Please tell us about the pro bono work you did
During the last year or so, I have been involved in a few different pro bono cases.
I was led in a Welsh landlord licensing case referred to us by law firm Hugh James. It was the first to bring the provisions of the Housing (Wales) Act 2014 before the higher courts.
The Court of Appeal handed down its judgment on it back in July 2020. It found that a section 8, Housing Act 1988 notice served by a landlord is a “notice to terminate a tenancy”. And if that notice is served by a landlord who is unlicensed in Wales, it is invalid.
The decision affects the private rental sector in Wales as it means if the landlord fails to follow the rules, possession of a property may be denied even if that landlord is relying on “fault-based” grounds for possession.
In November, I was nominated for 2020 Young Pro Bono Barrister of the Year award at the Advocate Bar Pro Bono Awards for my work on the case.
More recently through Advocate, I advised a vulnerable adult on a complicated property matter. It involved considering inaccuracies in a warrant issued for access to her home under environmental protection legislation and disrepair. Unfortunately, the claim was years out-of-time, so my client was unable to take the matter forward. But for the first time, she was able to receive comprehensive advice and answers to her questions.
Currently, I have a case about the mis-selling of a mortgage and my clients’ subsequent loss of their home.
When I can, I volunteer for the CLIPS (litigant in person support) programme with the Chancery Bar.
What impact did the pro bono work have on the people and communities you worked with?
I have been able to give legal advice to people who would otherwise have found it very difficult, if not impossible, to access lawyers if they had to pay privately.
Someone who has lost their home or faces losing their home, is dealing with one of the biggest stresses in life. Without the support of a lawyer to help navigate the legal system, that pressure is hugely exacerbated.
I hope my pro bono advice and representation go some way to easing their struggles at an immensely anxious time in their lives.
Did your pro bono work have an impact on your professional career? If so, in what ways?
Understandably, litigants in person often struggle to express their legal case clearly, succinctly and persuasively. Having non-legally qualified individuals as pro bono clients has sharpened my professional ability to distil the key parts of a case quickly and sort the good legal points from the bad.
Any final comments

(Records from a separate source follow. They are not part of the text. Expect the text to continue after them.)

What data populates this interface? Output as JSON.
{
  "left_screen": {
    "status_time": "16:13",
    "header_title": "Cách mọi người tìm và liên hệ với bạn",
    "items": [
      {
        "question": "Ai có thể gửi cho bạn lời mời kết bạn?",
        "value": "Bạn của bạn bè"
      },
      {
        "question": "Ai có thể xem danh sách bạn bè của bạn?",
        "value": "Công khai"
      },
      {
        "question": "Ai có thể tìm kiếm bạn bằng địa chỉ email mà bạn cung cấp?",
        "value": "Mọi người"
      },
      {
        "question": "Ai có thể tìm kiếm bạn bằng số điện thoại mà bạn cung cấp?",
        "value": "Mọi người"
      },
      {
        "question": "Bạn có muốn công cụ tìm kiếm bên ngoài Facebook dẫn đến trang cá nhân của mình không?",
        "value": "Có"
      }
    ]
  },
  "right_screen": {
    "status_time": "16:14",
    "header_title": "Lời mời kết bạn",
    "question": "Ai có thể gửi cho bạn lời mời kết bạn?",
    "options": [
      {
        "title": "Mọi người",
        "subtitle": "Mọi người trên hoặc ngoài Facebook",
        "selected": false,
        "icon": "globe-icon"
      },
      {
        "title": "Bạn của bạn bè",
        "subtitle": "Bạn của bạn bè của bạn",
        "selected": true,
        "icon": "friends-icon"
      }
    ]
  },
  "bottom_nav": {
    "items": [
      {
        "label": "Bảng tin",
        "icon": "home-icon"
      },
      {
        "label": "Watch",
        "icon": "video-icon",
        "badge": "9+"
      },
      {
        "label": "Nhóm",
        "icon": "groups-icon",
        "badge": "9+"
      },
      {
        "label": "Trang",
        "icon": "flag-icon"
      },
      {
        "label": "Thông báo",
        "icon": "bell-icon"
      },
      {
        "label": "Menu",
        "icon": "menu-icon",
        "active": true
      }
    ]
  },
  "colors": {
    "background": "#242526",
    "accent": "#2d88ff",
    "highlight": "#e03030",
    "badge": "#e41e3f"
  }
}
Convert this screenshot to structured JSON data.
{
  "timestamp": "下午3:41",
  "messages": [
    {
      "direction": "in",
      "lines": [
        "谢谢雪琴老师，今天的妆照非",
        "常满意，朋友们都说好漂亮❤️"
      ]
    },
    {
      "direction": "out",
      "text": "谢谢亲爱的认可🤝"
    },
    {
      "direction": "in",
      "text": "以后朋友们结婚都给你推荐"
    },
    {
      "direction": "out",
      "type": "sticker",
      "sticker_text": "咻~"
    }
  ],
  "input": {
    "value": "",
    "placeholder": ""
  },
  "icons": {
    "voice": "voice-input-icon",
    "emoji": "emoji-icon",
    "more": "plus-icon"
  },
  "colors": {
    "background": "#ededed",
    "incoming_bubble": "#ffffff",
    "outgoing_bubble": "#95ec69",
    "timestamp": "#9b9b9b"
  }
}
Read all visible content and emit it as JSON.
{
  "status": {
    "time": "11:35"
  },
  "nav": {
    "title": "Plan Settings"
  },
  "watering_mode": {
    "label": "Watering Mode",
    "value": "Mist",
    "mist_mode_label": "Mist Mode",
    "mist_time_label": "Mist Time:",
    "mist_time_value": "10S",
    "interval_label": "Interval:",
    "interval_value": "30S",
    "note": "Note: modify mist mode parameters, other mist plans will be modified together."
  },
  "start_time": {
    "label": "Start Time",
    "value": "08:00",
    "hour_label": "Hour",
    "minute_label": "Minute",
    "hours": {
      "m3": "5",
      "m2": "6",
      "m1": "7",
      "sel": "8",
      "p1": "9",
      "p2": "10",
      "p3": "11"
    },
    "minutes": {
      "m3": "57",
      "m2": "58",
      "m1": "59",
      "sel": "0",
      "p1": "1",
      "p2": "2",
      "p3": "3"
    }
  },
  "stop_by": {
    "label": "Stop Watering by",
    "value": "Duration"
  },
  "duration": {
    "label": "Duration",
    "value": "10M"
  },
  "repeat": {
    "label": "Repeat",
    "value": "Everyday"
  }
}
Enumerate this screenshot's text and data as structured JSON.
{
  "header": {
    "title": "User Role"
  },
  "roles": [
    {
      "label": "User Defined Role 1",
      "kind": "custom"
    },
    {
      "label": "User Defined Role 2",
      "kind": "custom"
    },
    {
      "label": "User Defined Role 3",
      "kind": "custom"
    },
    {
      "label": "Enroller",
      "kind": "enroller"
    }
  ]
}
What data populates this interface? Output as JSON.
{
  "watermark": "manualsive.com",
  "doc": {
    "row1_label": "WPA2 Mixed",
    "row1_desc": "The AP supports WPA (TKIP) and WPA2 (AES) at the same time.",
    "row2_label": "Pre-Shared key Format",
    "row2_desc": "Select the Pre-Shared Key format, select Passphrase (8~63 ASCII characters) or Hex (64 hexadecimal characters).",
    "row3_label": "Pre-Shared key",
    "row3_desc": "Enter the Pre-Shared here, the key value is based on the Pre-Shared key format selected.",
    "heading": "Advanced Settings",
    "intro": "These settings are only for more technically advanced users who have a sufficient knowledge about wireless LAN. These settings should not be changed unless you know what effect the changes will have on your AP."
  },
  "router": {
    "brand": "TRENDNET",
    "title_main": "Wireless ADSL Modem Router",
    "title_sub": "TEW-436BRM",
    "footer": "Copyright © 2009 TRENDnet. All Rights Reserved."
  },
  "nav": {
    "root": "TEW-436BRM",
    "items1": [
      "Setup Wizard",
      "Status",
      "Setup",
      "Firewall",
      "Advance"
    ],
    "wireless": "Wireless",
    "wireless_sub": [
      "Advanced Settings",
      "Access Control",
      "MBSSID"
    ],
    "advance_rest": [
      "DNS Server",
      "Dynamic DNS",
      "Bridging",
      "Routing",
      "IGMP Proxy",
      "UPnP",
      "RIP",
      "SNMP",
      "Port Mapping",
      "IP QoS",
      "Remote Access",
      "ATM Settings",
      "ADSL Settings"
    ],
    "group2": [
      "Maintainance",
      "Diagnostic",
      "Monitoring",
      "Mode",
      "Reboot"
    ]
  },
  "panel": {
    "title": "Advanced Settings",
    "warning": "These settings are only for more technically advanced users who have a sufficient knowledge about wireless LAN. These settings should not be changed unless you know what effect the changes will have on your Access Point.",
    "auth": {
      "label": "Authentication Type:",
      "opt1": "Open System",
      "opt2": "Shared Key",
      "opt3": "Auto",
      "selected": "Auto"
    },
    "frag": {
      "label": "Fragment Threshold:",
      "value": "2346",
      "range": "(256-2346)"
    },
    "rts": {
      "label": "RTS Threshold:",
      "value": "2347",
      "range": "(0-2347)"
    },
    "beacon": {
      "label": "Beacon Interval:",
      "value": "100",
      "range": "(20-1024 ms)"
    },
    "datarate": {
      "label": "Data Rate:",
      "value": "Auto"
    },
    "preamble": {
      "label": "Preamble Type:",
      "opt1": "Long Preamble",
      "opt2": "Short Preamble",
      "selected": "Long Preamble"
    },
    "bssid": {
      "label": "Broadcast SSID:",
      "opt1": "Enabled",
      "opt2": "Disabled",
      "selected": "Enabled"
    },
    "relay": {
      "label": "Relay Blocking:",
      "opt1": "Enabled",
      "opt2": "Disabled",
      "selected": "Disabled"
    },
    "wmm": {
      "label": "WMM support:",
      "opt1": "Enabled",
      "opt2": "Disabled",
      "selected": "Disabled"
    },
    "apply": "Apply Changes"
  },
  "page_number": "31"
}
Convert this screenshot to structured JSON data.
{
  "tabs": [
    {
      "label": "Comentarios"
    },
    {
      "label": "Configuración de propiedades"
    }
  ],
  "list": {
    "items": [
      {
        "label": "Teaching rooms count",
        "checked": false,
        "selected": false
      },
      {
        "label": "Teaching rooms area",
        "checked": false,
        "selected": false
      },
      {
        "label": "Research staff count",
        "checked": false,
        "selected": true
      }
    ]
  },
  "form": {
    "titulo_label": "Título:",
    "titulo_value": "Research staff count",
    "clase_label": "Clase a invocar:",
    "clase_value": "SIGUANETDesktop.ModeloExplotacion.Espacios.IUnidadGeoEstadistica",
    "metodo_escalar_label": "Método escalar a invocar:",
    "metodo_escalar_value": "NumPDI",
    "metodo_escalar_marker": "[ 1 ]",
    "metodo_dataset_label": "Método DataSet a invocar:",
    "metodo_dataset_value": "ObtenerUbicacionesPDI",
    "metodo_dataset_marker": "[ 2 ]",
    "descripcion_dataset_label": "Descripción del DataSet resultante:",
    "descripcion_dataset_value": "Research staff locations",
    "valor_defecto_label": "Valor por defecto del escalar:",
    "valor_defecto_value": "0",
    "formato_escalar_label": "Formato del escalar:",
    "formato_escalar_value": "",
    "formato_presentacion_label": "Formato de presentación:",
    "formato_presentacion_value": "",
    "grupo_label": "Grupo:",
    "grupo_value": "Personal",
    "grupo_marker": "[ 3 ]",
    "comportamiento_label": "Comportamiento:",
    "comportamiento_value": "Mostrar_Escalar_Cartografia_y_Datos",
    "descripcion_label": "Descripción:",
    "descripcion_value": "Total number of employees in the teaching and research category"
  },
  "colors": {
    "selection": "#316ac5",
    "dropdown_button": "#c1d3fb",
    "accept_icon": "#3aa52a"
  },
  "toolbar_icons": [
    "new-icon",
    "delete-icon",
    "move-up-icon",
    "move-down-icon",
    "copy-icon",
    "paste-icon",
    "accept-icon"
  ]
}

Not that I do pro bono for the praise, but the thanks are much appreciated. A solicitor who worked on the Welsh landlord licensing case described it as “put together with the utmost care and attention, leaving no stone unturned.” That sort of comment gives me a sense of satisfaction.